|The quilts on this page are samples of
"traditional" quilts I've made over the
years, with an emphasis on quilts that may
stretch your impression of "tradition" a bit.
From my perspective, a traditional quilt is
primarily geometric and tends to be
|rather than figurative. Some of these quilts use old-timey, named blocks and patterns. The
quilt above is an example of that, generally known as a Lone Star or Radiant Star, its
probably my all-time favorite traditional patchwork pattern. The quilt to the right,
however, is a contemporary design by Birte Hilberg that is reminiscent of tile patterns.
|Traditional quilts make lovely gifts for non-traditional people. The geometric forms
lend themselves well to quirky designs and the use of novelty fabrics. This curious
swirled design (a Virginia reel variation) highlights a fabric patterned with flaming
skulls, while the Lone Star, above, includes celestial and sci-fi themed prints.

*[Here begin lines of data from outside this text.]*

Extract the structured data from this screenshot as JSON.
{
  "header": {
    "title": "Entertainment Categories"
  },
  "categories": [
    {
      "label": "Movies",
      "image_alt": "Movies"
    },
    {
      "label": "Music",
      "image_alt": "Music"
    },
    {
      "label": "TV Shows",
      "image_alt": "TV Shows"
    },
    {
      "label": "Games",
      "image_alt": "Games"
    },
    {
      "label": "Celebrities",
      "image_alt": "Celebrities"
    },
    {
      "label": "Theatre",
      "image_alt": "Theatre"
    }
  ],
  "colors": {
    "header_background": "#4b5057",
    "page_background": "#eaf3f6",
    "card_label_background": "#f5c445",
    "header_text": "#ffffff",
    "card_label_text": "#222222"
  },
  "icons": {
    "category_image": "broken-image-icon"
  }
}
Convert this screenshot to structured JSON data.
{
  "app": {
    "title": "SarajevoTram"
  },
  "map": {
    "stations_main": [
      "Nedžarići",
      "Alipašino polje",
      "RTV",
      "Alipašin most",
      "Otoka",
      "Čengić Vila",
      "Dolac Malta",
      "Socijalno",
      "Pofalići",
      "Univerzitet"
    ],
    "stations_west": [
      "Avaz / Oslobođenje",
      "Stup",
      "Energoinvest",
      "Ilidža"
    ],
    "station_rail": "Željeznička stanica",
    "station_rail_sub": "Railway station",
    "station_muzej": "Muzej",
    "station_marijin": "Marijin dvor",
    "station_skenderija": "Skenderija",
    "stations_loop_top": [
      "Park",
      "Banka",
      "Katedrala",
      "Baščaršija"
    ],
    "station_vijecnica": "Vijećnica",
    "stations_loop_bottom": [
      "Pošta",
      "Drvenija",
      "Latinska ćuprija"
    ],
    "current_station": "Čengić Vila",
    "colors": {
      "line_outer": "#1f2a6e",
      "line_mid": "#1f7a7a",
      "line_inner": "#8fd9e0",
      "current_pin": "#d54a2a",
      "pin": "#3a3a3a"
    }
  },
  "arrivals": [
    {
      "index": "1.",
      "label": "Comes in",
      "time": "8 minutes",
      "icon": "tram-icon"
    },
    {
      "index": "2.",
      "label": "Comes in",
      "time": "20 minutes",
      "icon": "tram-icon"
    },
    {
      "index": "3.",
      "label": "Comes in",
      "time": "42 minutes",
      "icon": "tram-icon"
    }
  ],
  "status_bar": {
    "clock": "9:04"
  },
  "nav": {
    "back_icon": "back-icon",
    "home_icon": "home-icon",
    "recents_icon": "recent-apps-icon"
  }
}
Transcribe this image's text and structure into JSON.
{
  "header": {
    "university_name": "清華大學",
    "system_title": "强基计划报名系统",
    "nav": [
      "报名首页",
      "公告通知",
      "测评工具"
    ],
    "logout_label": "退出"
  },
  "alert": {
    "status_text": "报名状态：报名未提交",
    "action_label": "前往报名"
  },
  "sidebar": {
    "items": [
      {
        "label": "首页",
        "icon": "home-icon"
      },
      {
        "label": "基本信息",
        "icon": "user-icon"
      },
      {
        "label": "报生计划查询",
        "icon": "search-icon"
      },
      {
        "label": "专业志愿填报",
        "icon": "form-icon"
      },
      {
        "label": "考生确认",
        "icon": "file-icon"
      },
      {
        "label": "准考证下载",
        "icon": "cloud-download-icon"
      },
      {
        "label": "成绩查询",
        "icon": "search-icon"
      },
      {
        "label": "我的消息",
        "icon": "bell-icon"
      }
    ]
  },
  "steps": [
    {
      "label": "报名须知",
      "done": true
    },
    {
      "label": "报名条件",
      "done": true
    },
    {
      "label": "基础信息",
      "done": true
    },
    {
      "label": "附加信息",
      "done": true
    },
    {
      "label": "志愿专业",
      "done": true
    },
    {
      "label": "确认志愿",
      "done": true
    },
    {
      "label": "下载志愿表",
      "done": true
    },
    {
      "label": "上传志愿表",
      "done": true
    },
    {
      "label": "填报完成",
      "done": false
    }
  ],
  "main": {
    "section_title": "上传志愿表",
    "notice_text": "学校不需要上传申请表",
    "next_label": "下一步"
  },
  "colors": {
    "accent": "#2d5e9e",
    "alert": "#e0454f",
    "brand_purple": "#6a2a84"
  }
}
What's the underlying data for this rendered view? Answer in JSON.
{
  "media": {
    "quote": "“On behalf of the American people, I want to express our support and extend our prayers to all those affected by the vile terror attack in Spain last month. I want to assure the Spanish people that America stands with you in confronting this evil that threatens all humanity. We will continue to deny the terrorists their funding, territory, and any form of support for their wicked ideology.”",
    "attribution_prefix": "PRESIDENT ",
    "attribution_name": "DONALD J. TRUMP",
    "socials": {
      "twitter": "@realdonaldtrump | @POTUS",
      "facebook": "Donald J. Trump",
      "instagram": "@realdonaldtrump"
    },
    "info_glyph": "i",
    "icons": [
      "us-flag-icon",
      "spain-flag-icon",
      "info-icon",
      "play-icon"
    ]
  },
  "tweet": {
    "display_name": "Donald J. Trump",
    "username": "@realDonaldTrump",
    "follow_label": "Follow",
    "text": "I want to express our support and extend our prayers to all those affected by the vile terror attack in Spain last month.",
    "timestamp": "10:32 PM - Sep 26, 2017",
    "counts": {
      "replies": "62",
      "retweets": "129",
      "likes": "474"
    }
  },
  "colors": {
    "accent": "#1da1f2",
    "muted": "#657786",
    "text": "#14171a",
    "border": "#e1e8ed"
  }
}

Please note that I'm not a photographer and many of these are merely snapshots taken
before sending the quilts to their new home! My apologies for the blur.
|One of the lovely things about these old patchwork patterns, is that it can be very
satisfying to combine traditional blocks to create new designs. I consider these
variations, rather than originals.
These two quilts are variations of traditional patchwork designs. They both contain
portions of a block I know as Ohio Star (although I'm sure it has other names). The
black includes a Drunkard's Path variation and the red a Jacob's Ladder variation.
|Another Lone Star variation - I really do make a lot of these. Not a great snapshot, but I
want to point out that quilts don't need to be rectangular. There's a quilting tradition of
making large bed quilts with the corners cut out so they drape well over the ends of the
bed. An octagonal quilt design can do much the same thing for a large bed quilt - the
supersize king, in particular.